Return the records, each one exactly as written.

─── Records

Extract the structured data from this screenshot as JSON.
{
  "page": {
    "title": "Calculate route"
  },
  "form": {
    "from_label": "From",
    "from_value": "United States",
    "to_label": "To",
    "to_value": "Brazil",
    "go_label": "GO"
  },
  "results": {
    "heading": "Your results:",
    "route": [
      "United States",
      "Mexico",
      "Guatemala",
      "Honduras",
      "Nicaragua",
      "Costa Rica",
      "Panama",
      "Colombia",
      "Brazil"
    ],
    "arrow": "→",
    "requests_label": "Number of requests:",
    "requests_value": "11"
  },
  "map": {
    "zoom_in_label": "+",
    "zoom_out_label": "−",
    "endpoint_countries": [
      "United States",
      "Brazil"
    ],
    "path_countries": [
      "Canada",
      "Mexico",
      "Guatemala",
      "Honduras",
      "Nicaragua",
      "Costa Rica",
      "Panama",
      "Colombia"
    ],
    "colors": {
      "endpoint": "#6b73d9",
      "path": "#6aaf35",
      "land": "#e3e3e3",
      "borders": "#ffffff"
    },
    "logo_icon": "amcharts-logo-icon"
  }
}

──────

= Response below =
Extract the structured data from this screenshot as JSON.
{
  "page": {
    "title": "Calculate route"
  },
  "form": {
    "from_label": "From",
    "from_value": "United States",
    "to_label": "To",
    "to_value": "Brazil",
    "go_label": "GO"
  },
  "results": {
    "heading": "Your results:",
    "route": [
      "United States",
      "Mexico",
      "Guatemala",
      "Honduras",
      "Nicaragua",
      "Costa Rica",
      "Panama",
      "Colombia",
      "Brazil"
    ],
    "arrow": "→",
    "requests_label": "Number of requests:",
    "requests_value": "11"
  },
  "map": {
    "zoom_in_label": "+",
    "zoom_out_label": "−",
    "endpoint_countries": [
      "United States",
      "Brazil"
    ],
    "path_countries": [
      "Canada",
      "Mexico",
      "Guatemala",
      "Honduras",
      "Nicaragua",
      "Costa Rica",
      "Panama",
      "Colombia"
    ],
    "colors": {
      "endpoint": "#6b73d9",
      "path": "#6aaf35",
      "land": "#e3e3e3",
      "borders": "#ffffff"
    },
    "logo_icon": "amcharts-logo-icon"
  }
}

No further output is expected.